Leith Hill Action Group Newsletter 43
Stop the Leith Hill oil drilling!
Dear Supporters 

We wrote to you a few weeks ago in relation to a new planning application related to the original oil exploration application.  Many of you will have received a letter about this recently from Surrey County Council.  The new application essentially seeks to amend the planning application that the Planning Inspector approved following the Public Inquiry held last year.  It seeks permission for the erection of high security fencing all around the site and the addition of buildings at the entry to the site.  In all, the site area would be materially increased and it would now be visible from Coldharbour Lane.  Our newsletter let you know that we were awaiting a response from Surrey County Council before advising you on how best to respond to this application.  You can read that newsletter here

Details regarding the application can be found on the Mole Valley website.  Full details are in the “Documents” section of the linked page.  The Mole Valley reference is MO/2016/1563, although the Surrey County Council reference is SCC Ref 2016/0170.

I regret to tell you that SCC has still not responded to our request for further information.  However, time is running out for a response.  As such, we are asking you now to URGENTLY send your objections to the application to the council. 
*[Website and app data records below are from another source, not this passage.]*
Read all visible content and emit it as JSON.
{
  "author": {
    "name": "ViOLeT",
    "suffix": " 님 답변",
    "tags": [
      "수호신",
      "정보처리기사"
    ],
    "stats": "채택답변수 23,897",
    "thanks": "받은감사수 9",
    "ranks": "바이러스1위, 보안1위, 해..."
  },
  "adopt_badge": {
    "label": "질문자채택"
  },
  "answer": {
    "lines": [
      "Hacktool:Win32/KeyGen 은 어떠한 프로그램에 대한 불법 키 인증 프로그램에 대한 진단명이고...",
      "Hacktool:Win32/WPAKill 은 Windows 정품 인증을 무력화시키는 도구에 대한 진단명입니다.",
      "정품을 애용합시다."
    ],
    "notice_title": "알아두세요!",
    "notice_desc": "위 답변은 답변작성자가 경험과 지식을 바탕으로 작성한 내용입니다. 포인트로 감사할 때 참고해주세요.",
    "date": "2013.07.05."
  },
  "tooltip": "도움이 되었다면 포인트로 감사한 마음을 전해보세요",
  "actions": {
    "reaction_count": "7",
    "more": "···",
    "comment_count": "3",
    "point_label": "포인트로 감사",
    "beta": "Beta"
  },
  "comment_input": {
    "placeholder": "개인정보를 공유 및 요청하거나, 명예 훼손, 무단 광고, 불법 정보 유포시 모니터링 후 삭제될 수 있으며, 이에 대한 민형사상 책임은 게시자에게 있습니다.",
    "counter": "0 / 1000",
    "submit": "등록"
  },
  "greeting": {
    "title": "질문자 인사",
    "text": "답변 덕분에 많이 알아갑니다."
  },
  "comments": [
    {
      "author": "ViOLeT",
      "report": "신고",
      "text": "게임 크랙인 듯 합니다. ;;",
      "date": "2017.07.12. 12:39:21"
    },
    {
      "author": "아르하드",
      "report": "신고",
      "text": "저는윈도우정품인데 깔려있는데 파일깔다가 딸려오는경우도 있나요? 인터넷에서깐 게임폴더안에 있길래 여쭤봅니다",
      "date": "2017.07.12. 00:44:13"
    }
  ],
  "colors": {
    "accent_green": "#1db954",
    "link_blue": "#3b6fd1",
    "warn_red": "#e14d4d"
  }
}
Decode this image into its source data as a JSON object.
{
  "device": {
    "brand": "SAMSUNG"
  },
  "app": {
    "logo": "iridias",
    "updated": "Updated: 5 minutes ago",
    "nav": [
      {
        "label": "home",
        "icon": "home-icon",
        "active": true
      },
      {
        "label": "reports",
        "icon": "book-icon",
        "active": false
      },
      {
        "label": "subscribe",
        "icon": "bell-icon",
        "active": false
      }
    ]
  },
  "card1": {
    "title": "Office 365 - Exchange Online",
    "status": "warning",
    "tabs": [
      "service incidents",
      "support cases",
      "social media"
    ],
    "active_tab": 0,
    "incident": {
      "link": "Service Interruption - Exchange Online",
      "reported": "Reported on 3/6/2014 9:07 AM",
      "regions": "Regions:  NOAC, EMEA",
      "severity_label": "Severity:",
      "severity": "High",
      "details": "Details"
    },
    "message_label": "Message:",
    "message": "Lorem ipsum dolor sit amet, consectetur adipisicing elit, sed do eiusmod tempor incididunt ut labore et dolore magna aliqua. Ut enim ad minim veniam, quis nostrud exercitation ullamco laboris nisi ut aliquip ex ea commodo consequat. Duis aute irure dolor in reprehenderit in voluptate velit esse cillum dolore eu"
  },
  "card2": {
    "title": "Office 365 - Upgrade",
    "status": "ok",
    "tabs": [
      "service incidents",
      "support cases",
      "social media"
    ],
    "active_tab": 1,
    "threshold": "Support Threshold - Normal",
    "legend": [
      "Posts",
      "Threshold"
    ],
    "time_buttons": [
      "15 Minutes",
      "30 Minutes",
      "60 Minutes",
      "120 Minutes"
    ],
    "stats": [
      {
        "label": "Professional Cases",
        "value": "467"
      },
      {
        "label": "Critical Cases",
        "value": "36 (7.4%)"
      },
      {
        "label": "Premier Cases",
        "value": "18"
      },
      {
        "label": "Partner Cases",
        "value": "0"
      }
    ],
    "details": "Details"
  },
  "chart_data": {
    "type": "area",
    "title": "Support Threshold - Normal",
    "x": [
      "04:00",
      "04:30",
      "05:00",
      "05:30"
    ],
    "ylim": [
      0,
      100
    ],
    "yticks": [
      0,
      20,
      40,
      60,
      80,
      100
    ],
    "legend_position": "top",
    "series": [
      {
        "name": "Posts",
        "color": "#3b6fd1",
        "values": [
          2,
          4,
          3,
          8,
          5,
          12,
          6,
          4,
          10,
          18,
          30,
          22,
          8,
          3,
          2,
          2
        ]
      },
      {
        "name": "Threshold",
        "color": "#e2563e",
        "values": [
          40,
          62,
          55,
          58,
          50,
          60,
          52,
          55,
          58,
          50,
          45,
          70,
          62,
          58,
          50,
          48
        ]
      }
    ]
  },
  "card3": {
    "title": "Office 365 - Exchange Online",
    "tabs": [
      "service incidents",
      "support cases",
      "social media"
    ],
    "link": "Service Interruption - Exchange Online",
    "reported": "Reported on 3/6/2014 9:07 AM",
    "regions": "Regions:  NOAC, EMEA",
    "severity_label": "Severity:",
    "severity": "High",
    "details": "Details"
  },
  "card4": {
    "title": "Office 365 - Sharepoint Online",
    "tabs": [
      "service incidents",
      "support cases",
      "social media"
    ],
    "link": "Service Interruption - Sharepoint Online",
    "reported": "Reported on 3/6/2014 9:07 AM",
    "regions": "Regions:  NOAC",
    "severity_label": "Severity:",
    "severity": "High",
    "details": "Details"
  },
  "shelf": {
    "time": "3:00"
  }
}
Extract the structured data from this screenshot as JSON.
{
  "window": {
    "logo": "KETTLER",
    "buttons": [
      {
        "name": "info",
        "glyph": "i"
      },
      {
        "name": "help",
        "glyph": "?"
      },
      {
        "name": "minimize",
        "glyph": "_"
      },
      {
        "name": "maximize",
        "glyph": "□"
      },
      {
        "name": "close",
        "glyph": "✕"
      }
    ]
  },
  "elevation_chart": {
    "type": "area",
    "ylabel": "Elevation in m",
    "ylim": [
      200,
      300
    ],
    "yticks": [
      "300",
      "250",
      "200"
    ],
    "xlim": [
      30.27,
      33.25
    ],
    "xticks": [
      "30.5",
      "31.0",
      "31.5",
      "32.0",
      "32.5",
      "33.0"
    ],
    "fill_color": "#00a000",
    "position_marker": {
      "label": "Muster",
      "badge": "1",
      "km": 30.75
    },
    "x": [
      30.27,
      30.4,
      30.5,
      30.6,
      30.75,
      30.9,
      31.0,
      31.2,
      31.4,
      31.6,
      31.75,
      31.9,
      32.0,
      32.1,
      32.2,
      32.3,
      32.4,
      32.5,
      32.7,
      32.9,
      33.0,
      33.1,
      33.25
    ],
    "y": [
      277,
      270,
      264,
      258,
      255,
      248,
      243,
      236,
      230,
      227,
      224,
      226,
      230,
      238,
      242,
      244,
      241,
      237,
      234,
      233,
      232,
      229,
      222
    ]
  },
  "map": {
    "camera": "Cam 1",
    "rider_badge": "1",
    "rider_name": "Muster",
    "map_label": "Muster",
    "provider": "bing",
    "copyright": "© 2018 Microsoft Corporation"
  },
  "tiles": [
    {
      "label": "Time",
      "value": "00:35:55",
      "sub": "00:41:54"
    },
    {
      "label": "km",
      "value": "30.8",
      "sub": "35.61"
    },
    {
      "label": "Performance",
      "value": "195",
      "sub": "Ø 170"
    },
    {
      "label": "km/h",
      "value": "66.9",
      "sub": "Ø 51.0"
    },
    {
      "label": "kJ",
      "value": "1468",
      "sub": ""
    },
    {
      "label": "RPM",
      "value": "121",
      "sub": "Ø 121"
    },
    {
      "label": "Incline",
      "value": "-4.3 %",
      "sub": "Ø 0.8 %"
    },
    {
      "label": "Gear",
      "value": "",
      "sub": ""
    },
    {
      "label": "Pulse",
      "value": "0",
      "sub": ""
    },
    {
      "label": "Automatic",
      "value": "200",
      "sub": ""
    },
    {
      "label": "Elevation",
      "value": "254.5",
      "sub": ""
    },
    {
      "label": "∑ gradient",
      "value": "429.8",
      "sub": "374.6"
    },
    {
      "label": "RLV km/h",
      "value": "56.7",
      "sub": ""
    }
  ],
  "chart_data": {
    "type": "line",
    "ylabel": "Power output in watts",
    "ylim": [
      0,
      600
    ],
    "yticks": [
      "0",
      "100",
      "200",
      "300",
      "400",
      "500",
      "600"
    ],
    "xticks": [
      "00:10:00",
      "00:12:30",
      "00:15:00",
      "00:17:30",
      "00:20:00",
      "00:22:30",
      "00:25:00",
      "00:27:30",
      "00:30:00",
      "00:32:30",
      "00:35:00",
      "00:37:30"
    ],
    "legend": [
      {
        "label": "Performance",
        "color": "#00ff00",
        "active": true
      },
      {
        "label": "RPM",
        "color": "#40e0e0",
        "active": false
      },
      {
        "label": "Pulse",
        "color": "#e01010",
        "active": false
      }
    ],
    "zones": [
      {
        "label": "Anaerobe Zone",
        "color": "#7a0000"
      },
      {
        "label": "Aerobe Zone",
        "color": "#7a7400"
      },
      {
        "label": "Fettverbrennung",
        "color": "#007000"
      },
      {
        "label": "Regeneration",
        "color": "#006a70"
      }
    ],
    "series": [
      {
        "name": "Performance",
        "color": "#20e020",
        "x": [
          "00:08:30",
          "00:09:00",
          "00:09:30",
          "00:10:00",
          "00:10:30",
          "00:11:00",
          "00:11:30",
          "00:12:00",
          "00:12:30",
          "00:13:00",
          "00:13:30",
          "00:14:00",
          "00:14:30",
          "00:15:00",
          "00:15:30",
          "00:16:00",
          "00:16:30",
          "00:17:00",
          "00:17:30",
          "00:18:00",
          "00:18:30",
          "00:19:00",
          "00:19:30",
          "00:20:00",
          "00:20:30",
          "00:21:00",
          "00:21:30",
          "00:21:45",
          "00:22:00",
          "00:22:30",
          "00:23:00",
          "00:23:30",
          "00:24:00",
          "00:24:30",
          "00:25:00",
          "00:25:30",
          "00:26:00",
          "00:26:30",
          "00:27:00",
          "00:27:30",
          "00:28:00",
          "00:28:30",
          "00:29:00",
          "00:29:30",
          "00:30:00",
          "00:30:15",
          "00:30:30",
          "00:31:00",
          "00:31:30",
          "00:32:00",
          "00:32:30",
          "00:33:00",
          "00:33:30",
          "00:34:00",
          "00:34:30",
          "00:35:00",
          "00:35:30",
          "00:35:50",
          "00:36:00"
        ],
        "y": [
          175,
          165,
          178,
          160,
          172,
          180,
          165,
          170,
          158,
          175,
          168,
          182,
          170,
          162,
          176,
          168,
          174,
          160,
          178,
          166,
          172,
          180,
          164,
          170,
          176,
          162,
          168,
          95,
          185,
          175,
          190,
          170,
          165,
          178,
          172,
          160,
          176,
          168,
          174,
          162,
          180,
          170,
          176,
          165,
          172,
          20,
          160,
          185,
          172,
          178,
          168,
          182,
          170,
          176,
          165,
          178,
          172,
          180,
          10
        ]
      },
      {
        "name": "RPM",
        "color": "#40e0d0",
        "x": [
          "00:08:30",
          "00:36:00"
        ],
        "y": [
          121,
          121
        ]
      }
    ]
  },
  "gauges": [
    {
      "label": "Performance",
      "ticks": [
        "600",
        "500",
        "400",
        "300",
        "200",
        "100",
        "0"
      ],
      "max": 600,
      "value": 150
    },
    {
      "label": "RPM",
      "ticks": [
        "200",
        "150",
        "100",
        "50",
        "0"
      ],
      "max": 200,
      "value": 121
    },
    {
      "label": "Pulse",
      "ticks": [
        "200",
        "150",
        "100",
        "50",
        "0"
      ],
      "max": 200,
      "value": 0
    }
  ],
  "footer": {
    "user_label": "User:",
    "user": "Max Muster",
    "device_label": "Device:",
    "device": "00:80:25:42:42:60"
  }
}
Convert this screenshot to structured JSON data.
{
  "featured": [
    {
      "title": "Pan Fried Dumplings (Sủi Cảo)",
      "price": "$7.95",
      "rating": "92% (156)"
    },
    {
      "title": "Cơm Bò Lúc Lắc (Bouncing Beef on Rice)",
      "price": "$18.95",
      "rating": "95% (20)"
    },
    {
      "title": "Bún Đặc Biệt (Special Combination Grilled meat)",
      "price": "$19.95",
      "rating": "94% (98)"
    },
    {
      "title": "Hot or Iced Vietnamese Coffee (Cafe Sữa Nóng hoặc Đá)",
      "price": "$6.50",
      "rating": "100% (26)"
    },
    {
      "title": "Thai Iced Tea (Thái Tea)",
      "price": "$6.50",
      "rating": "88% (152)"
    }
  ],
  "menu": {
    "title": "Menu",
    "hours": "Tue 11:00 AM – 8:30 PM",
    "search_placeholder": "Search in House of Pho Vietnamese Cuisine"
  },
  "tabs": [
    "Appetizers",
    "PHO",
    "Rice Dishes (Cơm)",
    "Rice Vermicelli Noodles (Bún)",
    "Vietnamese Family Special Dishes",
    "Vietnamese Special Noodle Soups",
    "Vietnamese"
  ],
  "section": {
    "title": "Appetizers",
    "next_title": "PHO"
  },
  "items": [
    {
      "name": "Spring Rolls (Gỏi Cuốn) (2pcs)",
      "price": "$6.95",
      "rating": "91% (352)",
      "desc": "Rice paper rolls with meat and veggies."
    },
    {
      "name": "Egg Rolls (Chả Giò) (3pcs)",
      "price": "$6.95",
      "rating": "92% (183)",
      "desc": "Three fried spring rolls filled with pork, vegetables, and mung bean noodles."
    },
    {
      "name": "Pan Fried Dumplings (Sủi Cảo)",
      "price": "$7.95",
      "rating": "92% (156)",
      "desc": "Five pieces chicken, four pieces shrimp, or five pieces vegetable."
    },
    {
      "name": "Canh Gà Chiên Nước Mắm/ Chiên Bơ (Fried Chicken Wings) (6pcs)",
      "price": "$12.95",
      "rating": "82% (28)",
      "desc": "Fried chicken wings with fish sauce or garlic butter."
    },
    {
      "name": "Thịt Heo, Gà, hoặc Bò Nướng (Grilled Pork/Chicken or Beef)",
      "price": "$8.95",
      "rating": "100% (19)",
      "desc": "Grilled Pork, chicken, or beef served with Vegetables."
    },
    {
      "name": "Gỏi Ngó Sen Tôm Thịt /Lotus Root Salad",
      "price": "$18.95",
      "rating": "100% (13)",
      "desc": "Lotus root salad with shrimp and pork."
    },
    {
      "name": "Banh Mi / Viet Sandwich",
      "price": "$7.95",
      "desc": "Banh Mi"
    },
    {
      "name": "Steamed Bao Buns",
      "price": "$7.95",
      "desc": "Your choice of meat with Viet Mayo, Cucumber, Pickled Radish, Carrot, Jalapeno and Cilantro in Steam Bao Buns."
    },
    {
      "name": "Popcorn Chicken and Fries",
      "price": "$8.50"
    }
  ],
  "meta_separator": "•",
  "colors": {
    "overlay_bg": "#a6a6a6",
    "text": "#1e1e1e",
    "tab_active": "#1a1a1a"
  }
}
Objections should be sent to Surrey County Council Planning Development Team; Planning & Development Group; County Hall; Kingston upon Thames; Surrey; KT1 2DY.

You can also email MWCD@surreycc.gov.uk

PLEASE DO THIS RIGHT AWAY!  The end date for the consultation is not as clear as it could be, but we are sure that responses by 28 October will be taken into consideration, so why not make sure you get in before that date?

Why We Believe The Way This Application Is Being Considered Is Wrong

This application is being considered by County Officers as not being what is known as “EIA development” (i.e. needing an Environmental Impact Assessment).  We believe this is fundamentally against national guidance.  The Planning Practice Guidance on EIA (“PPG”) states (paragraph 25) that:

 “An application should not be considered in isolation if, in reality, it is an integral part of a more substantial development… In such cases the need for EIA must be considered in the context of the whole development.”
 That suggests that a new Environmental Impact Assessment must be performed for the new development as a whole before this new application can be considered.  By not insisting on this, we believe the Council Officers are acting against this national guidance.
 In addition, the new application impacts the planning conditions insisted on by the Inspector following the Public Inquiry.  Despite this, the council officers are making decisions about applications to meet these planning conditions without taking the new application into account.  This is in contravention to the PPG, which states (paragraph 56):
 “If the likely effects of an application are not identified or identifiable at the time of the principal decision, an assessment must be undertaken at the subsequent stage.”
 Please Write to Object Now!
 We know that objections are treated most seriously when they have been individually written by you, based on which issues matter most to you personally.  As such, we never suggest a form letter that you might send.  However, when responding to the council, here are some things that might be important to you, which you might like to mention:
  1.  There is no need for this additional application.  The applicant seeks to justify it on the basis of a worsened “security environment” for onshore oil developments since the original application was submitted in 2008.  However, the EIA was entirely rewritten in the winter 2014/15.  Were any such changes not evident then?
  2.  The footprint of the development increases from 0.79 hectares to 1.01 hectares.  This is a 28% increase in the size of the development.  The original EIA is inadequate for such a change in development.  The Inspector may not have granted an application of such greatly increased size.   
  3.  The original application was at pains to point out that nothing would be visible from Coldharbour Lane.  That is no longer the case.  The original EIA is inadequate for such a change in development.  The Inspector may not have granted an application with such greatly increased visual impact to Coldharbour Lane.
  4.  The extension of the site now includes (in its southerly section) a steep downslope facing across the valley to Coldharbour Village.  More trees will now have to be felled for this.  The Inspector may not have granted an application with such a different impact on the EIA’s Viewpoint 1.
  5.  The extended site appears to cut off a customary right of way (along the western side of the development) established by more than 20 years of uncontested use.  The original EIA is inadequate for such a change in development.  The Inspector may not have granted an application that prevented public rights of way.
  6.  Changes to the lighting plan are required.  There is bound to be light present at the site entrance and at the southern extension.  The Inspector specifically stated in conditions that there should be no lights outside of 9am to 5pm.  The Inspector is therefore unlikely to have granted an application that required lighting outside of these hours.
  7.  How is the additional area to be surfaced?  If, for example, a 28% increase in quantities of stone is required, that could increase HGV movements by perhaps 150 or more.  The original EIA is inadequate for such a change in development.  The Inspector may not have granted an application with so many additional HGV movements.
  8.  As an application in its own right, it is industrialisation of green belt and AONB land with no purpose but security of private property.  As such, it is inappropriate development in the green belt with no very special circumstances and major development in the AONB with no public interest element to create exception circumstances.
 We know that letters of protest matter a lot, so please do write and let your views be heard.
 Patrick Nolan
 The Leith Hill Action Group